Material shown Block Start
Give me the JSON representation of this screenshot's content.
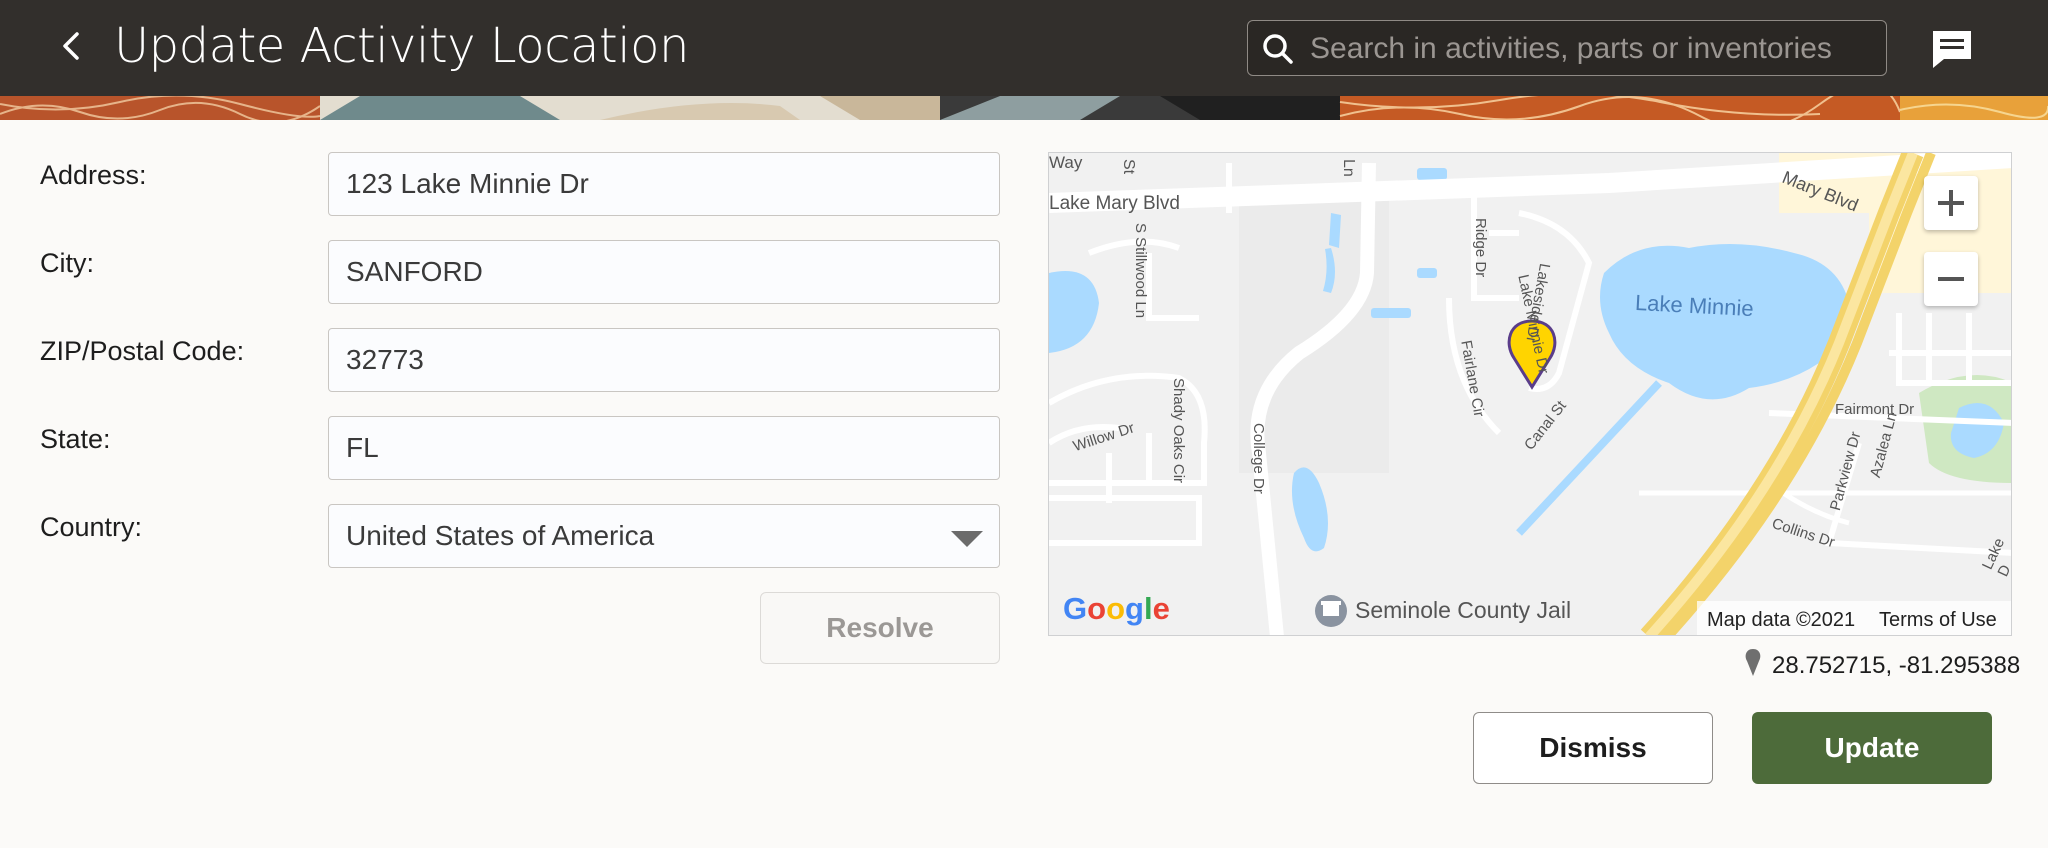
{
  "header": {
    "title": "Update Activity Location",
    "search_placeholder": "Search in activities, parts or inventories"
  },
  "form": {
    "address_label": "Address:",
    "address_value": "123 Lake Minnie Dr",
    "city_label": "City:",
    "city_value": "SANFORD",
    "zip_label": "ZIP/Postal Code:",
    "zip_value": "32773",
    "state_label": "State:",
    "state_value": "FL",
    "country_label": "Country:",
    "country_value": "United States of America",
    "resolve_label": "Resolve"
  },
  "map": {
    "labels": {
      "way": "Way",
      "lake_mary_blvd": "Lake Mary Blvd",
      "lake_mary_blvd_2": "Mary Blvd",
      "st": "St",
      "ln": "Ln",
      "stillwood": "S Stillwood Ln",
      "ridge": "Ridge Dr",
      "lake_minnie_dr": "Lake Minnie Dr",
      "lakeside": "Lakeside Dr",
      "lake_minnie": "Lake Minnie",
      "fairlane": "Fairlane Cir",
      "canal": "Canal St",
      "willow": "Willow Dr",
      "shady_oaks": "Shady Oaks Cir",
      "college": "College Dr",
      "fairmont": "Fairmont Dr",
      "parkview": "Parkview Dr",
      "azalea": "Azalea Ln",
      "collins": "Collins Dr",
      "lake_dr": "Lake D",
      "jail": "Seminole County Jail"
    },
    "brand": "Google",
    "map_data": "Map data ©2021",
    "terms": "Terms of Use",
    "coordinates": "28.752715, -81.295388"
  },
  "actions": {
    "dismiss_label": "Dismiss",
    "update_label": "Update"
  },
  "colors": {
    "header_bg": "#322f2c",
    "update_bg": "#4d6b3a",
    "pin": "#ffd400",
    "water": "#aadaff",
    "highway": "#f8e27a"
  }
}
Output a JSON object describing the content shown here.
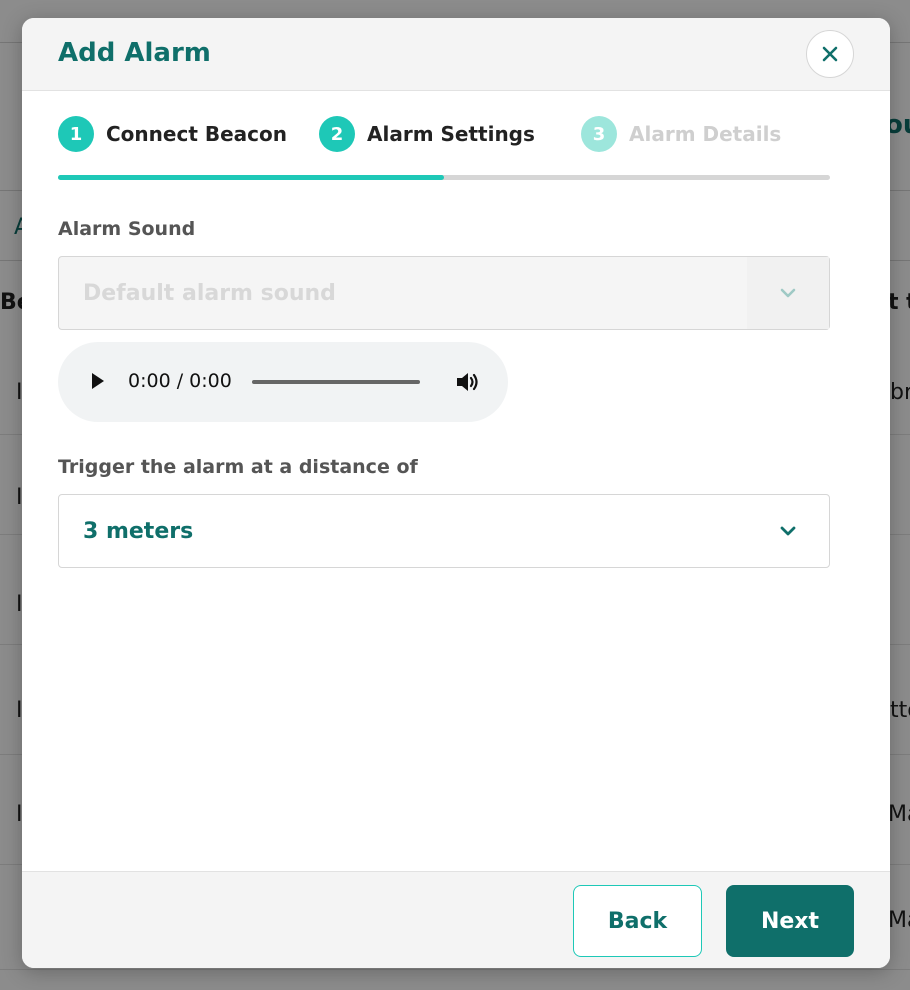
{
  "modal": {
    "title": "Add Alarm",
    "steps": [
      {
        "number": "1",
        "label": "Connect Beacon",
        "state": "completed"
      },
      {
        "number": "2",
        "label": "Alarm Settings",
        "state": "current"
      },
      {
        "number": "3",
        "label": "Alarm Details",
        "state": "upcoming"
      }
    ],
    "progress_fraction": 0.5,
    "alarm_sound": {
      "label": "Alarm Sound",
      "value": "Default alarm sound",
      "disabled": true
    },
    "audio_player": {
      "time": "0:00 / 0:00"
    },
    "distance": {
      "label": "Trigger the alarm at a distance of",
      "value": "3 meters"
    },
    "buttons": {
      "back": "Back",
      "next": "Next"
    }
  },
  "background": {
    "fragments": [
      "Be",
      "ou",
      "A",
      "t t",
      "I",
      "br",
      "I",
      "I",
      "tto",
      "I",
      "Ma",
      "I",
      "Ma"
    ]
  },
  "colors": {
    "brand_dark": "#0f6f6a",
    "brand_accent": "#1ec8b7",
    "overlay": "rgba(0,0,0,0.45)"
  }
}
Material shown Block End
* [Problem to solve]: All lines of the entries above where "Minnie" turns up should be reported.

* [Response box]:
    "address_value": "123 Lake Minnie Dr",
      "lake_minnie_dr": "Lake Minnie Dr",
      "lake_minnie": "Lake Minnie",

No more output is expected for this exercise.